Funds raised for Campbell River’s fifth Coldest Night of the Year will be used for a new women’s centre.
The Campbell River and North Island Transition Society (CRNITS) are looking to raise $40,000 in the event this year. They say the funding will be used to furnish the Eagle Harbour Womens Centre.
The centre will provide second-stage and permanent housing for women who are at risk of homelessness. The society adds it will also be the home of a larger women’s centre in the community.
“More than 60 per cent of women accessing our women’s center are over 50 years old and are living in poverty, are homeless or at risk of homelessness,” said Diane Palmer, economic development coordinator for the Campbell River and North Island Transition Society.
“With this addition, we will be offering women, with or without children, a continuum of support and the safety that comes with affordable and appropriate housing.”
Coldest Night of the year will have in-person or virtual options this year. It will begin on Feb. 26. between 4 and 5 p.m. at the Rose Harbour parking lot, with the walk beginning at 5:15 p.m.
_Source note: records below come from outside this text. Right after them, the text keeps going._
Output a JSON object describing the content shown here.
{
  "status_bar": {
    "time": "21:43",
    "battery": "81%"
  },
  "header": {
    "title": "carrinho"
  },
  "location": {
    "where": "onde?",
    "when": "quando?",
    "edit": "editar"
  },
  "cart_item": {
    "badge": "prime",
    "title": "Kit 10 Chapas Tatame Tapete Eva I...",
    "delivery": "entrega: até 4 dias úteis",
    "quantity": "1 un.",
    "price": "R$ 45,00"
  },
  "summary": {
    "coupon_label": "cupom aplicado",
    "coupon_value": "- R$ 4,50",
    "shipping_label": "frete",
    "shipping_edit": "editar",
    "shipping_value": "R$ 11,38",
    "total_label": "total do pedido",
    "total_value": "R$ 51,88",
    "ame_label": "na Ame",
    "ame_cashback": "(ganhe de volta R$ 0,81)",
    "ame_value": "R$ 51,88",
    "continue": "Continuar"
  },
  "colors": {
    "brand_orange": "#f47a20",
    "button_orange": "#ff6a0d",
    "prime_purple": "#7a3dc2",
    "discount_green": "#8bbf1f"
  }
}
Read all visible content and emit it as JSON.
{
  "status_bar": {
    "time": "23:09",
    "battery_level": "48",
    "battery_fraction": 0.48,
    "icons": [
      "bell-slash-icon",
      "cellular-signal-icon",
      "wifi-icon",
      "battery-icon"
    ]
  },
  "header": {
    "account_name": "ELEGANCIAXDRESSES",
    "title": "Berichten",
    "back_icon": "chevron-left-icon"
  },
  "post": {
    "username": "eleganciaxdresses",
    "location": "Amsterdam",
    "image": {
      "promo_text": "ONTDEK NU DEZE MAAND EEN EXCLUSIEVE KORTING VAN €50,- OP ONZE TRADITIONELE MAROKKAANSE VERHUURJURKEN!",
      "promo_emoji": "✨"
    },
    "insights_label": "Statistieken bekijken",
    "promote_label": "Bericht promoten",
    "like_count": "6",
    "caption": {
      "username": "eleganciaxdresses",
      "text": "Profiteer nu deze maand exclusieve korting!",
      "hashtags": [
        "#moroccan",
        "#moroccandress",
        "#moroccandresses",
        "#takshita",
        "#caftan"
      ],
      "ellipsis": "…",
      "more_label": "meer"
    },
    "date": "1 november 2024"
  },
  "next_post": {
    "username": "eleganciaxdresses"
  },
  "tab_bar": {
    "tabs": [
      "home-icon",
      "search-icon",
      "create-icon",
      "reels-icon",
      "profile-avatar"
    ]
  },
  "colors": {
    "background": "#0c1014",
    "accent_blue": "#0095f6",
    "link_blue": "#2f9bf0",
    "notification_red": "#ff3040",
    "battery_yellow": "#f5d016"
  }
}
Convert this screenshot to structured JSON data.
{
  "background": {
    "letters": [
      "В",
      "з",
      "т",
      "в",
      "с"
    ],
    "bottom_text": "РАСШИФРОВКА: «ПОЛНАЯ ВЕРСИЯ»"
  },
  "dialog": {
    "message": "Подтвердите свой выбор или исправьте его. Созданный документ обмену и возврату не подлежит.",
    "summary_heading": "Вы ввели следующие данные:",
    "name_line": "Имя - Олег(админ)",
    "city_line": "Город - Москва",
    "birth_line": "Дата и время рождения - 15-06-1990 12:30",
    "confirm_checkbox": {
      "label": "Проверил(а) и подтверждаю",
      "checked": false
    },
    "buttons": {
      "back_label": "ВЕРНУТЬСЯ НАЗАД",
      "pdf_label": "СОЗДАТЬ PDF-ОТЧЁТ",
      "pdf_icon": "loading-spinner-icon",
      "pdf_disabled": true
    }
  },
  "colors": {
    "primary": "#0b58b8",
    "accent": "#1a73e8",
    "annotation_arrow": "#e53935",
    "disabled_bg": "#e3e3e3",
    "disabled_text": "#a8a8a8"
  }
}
The Campbell River and North Island Transition Society say they are looking for more teams this year to take part in the event to reach their $40,000 goal.
“We are looking for community teams, or individuals to join existing teams, to take part in this event that supports some of our community’s most vulnerable people,” said Diane Palmer, economic development coordinator for the Campbell River and North Island Transition Society (CRNITS).
Those who want to take part virtually can pick up their Coldest Night of the Year ahead of time between Feb. 19 and 26 at the Transitions Thrift Store. CRNITS says they can then walk where they want and with who they would like.
CNOY is a nationwide fundraiser taking place in over 100 locations. An estimated 235,000 Canadians experience homelessness every year, according to CRNITS.
For more information, visit www.cnoy.org.